What is required = Copy every line from the records below that holds the word "June".
-*-*-
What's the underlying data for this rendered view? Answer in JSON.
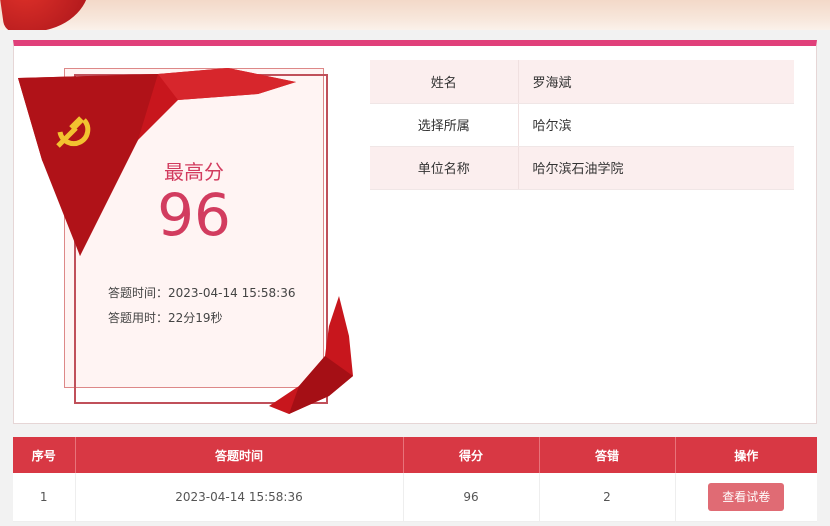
{
  "banner": {
    "title_fragment": ""
  },
  "score_card": {
    "label": "最高分",
    "value": "96",
    "answer_time_label": "答题时间：",
    "answer_time": "2023-04-14 15:58:36",
    "duration_label": "答题用时：",
    "duration": "22分19秒"
  },
  "info": {
    "rows": [
      {
        "key": "姓名",
        "value": "罗海斌"
      },
      {
        "key": "选择所属",
        "value": "哈尔滨"
      },
      {
        "key": "单位名称",
        "value": "哈尔滨石油学院"
      }
    ]
  },
  "records": {
    "headers": [
      "序号",
      "答题时间",
      "得分",
      "答错",
      "操作"
    ],
    "rows": [
      {
        "index": "1",
        "time": "2023-04-14 15:58:36",
        "score": "96",
        "wrong": "2",
        "action": "查看试卷"
      }
    ]
  },
  "colors": {
    "accent": "#d83844",
    "score": "#d23c5f",
    "flag": "#c8161d",
    "emblem": "#f2c230"
  }
}
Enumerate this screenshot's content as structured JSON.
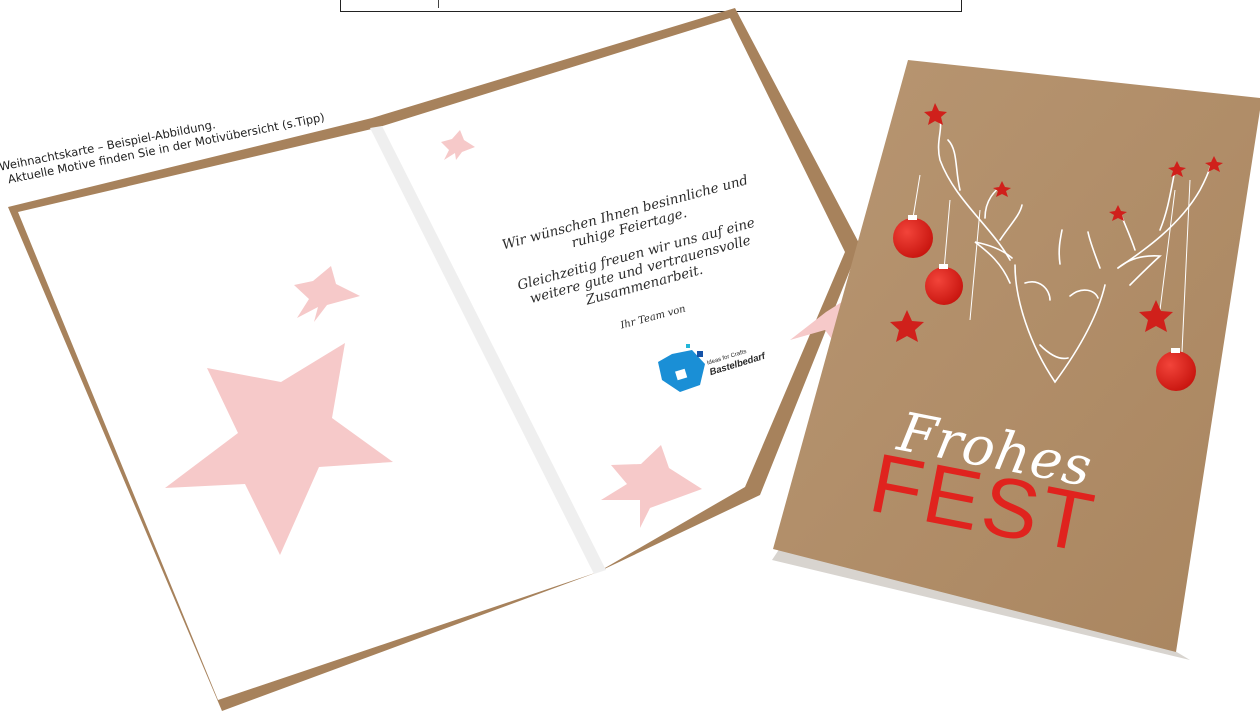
{
  "caption": {
    "line1": "Weihnachtskarte – Beispiel-Abbildung.",
    "line2": "Aktuelle Motive finden Sie in der Motivübersicht (s.Tipp)"
  },
  "inside": {
    "greeting1": "Wir wünschen Ihnen besinnliche und ruhige Feiertage.",
    "greeting2": "Gleichzeitig freuen wir uns auf eine weitere gute und vertrauensvolle Zusammenarbeit.",
    "signature": "Ihr Team von"
  },
  "logo": {
    "tagline": "Ideas for Crafts",
    "name": "Bastelbedarf"
  },
  "cover": {
    "script_word": "Frohes",
    "main_word": "FEST"
  },
  "colors": {
    "kraft": "#b08d68",
    "star_pink": "#f6c9c9",
    "ornament_red": "#e0231e",
    "logo_blue": "#1a8fd6"
  }
}
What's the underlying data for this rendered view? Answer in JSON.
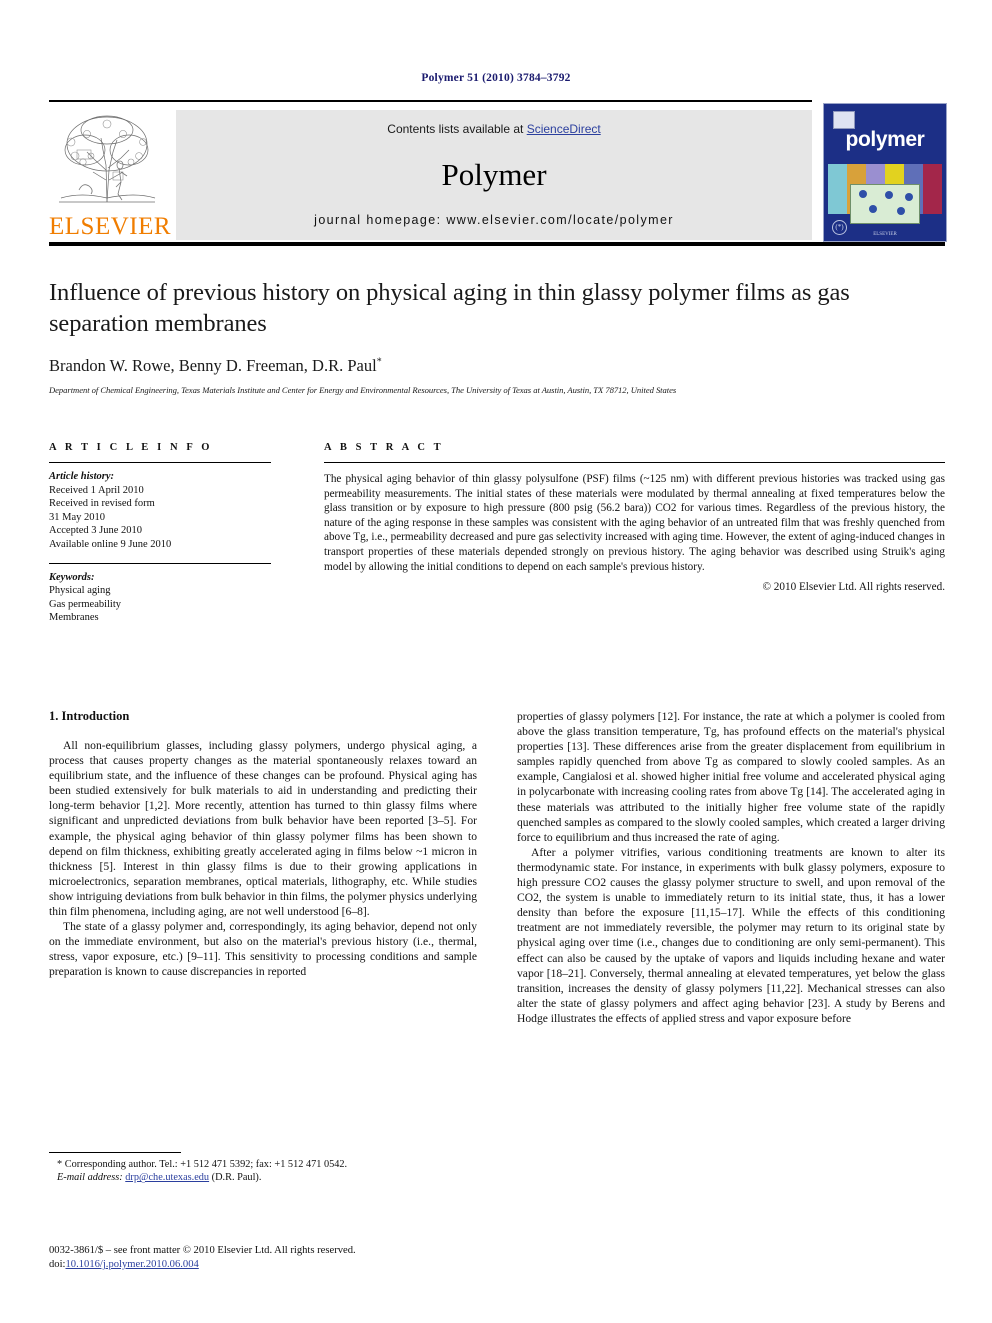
{
  "running_head": "Polymer 51 (2010) 3784–3792",
  "masthead": {
    "contents_prefix": "Contents lists available at ",
    "sciencedirect": "ScienceDirect",
    "journal_title": "Polymer",
    "homepage": "journal homepage: www.elsevier.com/locate/polymer",
    "publisher_logo_text": "ELSEVIER",
    "cover_word": "polymer",
    "cover_footer": "ELSEVIER"
  },
  "article": {
    "title": "Influence of previous history on physical aging in thin glassy polymer films as gas separation membranes",
    "authors": "Brandon W. Rowe, Benny D. Freeman, D.R. Paul",
    "corresponding_marker": "*",
    "affiliation": "Department of Chemical Engineering, Texas Materials Institute and Center for Energy and Environmental Resources, The University of Texas at Austin, Austin, TX 78712, United States"
  },
  "article_info": {
    "heading": "A R T I C L E   I N F O",
    "history_label": "Article history:",
    "history": [
      "Received 1 April 2010",
      "Received in revised form",
      "31 May 2010",
      "Accepted 3 June 2010",
      "Available online 9 June 2010"
    ],
    "keywords_label": "Keywords:",
    "keywords": [
      "Physical aging",
      "Gas permeability",
      "Membranes"
    ]
  },
  "abstract": {
    "heading": "A B S T R A C T",
    "text": "The physical aging behavior of thin glassy polysulfone (PSF) films (~125 nm) with different previous histories was tracked using gas permeability measurements. The initial states of these materials were modulated by thermal annealing at fixed temperatures below the glass transition or by exposure to high pressure (800 psig (56.2 bara)) CO2 for various times. Regardless of the previous history, the nature of the aging response in these samples was consistent with the aging behavior of an untreated film that was freshly quenched from above Tg, i.e., permeability decreased and pure gas selectivity increased with aging time. However, the extent of aging-induced changes in transport properties of these materials depended strongly on previous history. The aging behavior was described using Struik's aging model by allowing the initial conditions to depend on each sample's previous history.",
    "copyright": "© 2010 Elsevier Ltd. All rights reserved."
  },
  "body": {
    "section_number_title": "1. Introduction",
    "left_paragraphs": [
      "All non-equilibrium glasses, including glassy polymers, undergo physical aging, a process that causes property changes as the material spontaneously relaxes toward an equilibrium state, and the influence of these changes can be profound. Physical aging has been studied extensively for bulk materials to aid in understanding and predicting their long-term behavior [1,2]. More recently, attention has turned to thin glassy films where significant and unpredicted deviations from bulk behavior have been reported [3–5]. For example, the physical aging behavior of thin glassy polymer films has been shown to depend on film thickness, exhibiting greatly accelerated aging in films below ~1 micron in thickness [5]. Interest in thin glassy films is due to their growing applications in microelectronics, separation membranes, optical materials, lithography, etc. While studies show intriguing deviations from bulk behavior in thin films, the polymer physics underlying thin film phenomena, including aging, are not well understood [6–8].",
      "The state of a glassy polymer and, correspondingly, its aging behavior, depend not only on the immediate environment, but also on the material's previous history (i.e., thermal, stress, vapor exposure, etc.) [9–11]. This sensitivity to processing conditions and sample preparation is known to cause discrepancies in reported"
    ],
    "right_paragraphs": [
      "properties of glassy polymers [12]. For instance, the rate at which a polymer is cooled from above the glass transition temperature, Tg, has profound effects on the material's physical properties [13]. These differences arise from the greater displacement from equilibrium in samples rapidly quenched from above Tg as compared to slowly cooled samples. As an example, Cangialosi et al. showed higher initial free volume and accelerated physical aging in polycarbonate with increasing cooling rates from above Tg [14]. The accelerated aging in these materials was attributed to the initially higher free volume state of the rapidly quenched samples as compared to the slowly cooled samples, which created a larger driving force to equilibrium and thus increased the rate of aging.",
      "After a polymer vitrifies, various conditioning treatments are known to alter its thermodynamic state. For instance, in experiments with bulk glassy polymers, exposure to high pressure CO2 causes the glassy polymer structure to swell, and upon removal of the CO2, the system is unable to immediately return to its initial state, thus, it has a lower density than before the exposure [11,15–17]. While the effects of this conditioning treatment are not immediately reversible, the polymer may return to its original state by physical aging over time (i.e., changes due to conditioning are only semi-permanent). This effect can also be caused by the uptake of vapors and liquids including hexane and water vapor [18–21]. Conversely, thermal annealing at elevated temperatures, yet below the glass transition, increases the density of glassy polymers [11,22]. Mechanical stresses can also alter the state of glassy polymers and affect aging behavior [23]. A study by Berens and Hodge illustrates the effects of applied stress and vapor exposure before"
    ]
  },
  "footnote": {
    "corresponding": "* Corresponding author. Tel.: +1 512 471 5392; fax: +1 512 471 0542.",
    "email_label": "E-mail address:",
    "email": "drp@che.utexas.edu",
    "email_suffix": "(D.R. Paul)."
  },
  "issn_line": {
    "text": "0032-3861/$ – see front matter © 2010 Elsevier Ltd. All rights reserved.",
    "doi_label": "doi:",
    "doi": "10.1016/j.polymer.2010.06.004"
  },
  "colors": {
    "link": "#2b3f9e",
    "running_head": "#1a1a6e",
    "elsevier_orange": "#F07D00",
    "cover_blue": "#1c2f86",
    "masthead_grey": "#e6e6e6"
  }
}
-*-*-
Problem solution =
      "Accepted 3 June 2010",
      "Available online 9 June 2010"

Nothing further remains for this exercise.